The little-girl equivalent is Sparks. They wear pink T-shirts emblazoned with their motto: “I promise to share and be a friend.”


Girls: “I promise to share and be a friend.”
Boys: “Sharing, sharing, sharing.”

Methinks the standards for the non-verbal male are just a tad lower. Or perhaps we’re just cutting to the chase: SHARING, boys. It’s about SHARING, and will you please just Let. Go. Of. That. Damned. BALL and THROW it, please???

Oh, no. That was at my house. I dunno about the Beavers. Timmy brought a ball to “share”. Timmy is a sweet and eager little guy. If I say he’s “full of energy” you won’t get a picture of Timmy. Timmy is … twitchy. He doesn’t walk, he springs; he doesn’t sit, he sort of vibrates in place. His movements are bird-like in their quick jerkiness.

You know how a hummingbird’s heart beats at a phenomenal 180 per minutes? (Or so. I have 22 minutes to write this post; I will not take time to fact-check.
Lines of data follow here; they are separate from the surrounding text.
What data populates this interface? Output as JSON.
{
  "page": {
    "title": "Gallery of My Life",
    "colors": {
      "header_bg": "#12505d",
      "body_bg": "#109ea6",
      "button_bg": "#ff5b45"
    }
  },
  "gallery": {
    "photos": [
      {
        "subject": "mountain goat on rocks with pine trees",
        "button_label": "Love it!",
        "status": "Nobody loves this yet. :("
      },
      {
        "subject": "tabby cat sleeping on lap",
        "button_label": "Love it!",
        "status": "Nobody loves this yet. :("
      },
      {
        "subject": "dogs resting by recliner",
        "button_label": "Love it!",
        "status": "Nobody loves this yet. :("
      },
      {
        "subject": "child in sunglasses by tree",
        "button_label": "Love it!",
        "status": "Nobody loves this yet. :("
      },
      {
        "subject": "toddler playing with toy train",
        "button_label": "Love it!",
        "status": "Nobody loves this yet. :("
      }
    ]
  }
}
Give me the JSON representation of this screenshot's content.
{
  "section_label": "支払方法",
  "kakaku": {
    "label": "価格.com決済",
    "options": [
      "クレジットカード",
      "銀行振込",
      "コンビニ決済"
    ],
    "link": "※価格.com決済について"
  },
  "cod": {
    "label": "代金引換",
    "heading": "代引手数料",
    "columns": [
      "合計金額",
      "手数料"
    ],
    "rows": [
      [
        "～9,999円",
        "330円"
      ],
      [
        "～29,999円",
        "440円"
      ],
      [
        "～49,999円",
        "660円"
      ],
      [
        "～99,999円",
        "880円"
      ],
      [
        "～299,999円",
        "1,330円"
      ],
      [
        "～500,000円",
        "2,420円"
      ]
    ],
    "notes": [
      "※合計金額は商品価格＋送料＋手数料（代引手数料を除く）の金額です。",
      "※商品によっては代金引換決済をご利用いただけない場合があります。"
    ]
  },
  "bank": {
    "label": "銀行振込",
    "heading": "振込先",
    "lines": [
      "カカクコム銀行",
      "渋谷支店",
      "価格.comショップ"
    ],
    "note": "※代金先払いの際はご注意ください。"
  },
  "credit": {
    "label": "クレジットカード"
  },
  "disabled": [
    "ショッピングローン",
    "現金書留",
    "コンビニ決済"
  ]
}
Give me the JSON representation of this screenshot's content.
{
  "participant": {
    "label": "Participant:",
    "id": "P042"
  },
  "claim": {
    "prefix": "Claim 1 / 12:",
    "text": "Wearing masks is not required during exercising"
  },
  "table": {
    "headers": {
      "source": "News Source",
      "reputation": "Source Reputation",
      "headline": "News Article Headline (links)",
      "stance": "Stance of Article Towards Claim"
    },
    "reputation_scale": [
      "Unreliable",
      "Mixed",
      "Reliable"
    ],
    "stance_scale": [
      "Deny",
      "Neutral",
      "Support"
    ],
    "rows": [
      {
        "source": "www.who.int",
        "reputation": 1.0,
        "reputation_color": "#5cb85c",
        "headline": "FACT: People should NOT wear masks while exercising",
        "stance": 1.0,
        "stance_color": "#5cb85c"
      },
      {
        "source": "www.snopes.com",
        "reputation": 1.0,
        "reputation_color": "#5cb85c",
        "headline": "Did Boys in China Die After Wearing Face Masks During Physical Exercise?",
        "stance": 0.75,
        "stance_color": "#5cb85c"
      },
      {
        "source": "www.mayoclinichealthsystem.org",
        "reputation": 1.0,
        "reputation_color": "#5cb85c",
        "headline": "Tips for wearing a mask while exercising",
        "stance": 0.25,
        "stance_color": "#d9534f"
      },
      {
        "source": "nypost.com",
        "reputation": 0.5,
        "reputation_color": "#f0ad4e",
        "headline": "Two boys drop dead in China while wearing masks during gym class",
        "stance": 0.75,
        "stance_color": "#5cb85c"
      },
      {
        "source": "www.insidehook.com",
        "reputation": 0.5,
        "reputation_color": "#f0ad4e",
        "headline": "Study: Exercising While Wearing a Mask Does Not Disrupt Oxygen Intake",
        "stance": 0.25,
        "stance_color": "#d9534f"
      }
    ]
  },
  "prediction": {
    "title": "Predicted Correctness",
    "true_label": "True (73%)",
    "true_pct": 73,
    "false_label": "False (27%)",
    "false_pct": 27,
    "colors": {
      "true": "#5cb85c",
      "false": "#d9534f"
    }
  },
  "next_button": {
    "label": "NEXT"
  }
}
Those of you who Need to Know can go Google it now.) In fact all small creatures run at higher speed. My private feeling has always been that they experience life like that, too. Just as Terry Pratchett describes his Carpet People: they live only a tenth as long, but they do their living ten times faster.

So, when Timmy comes with something to “share”, I know my day is going to be intense. Because, though he’s willing to share — oh, he is! He’s a friendly and essentially cooperative little guy. He likes to hand the toy over; he likes to share a smile with the recipient as he passes it to them. And then, having shared it, he likes to get it back. Of course.

Thing is, in Timmy’s revved-up, fast-living world, “sharing” lasts about 6 seconds. Six seconds and then HEWANTSITBACKNOW. Now. NOW!! Not in an angry way. He’s just desperate. The anxiety is intense. Because, like, six seconds is a LOOOOONG time in a Timmy world, and we expect him to let the other guy have it for TWO MINUTES???

TWO MINUTES? He will DIE in two minutes. In TWO minutes he will grow old and EXPIRE, right there on the floor, because TWO MINUTES is an ETERNITY. So, just about the time the receiver child has noticed that there’s a ball in his/her hand, Timmy wants it back.

This makes for a lot of adult intervention. “Here, Timmy, let’s set the timer. You push that button. When it goes ‘beep, beep, beep’, you can have your ball back.”

“Beep, beep!” He smiles, his incredibly expressive face radiating joy. Timmy likes beep-beep. His face crumples with anxiety. “Ball?” Total time elapsed: three seconds.

A long, intense day…

April 2, 2008 Posted by | socializing, Timmy | , , | 6 Comments

Childcare choices

If you’re in the process of choosing childcare, or you know someone who is, you might find my latest article at Work It, Mom! helpful:

Nanny vs Daycare, and beyond: Large group, small group – sorting through your options

Head on over, make a comment or an observation. If you have another pro or con to any of the choices I’ve offered, feel free to add it in the comments over there! (You need to be a member, of course, but that takes about 38 seconds and is SO worth it. And when you are a member, you can rate the article, if you like.)

April 1, 2008 Posted by | daycare, Work It Mom! | , , | 1 Comment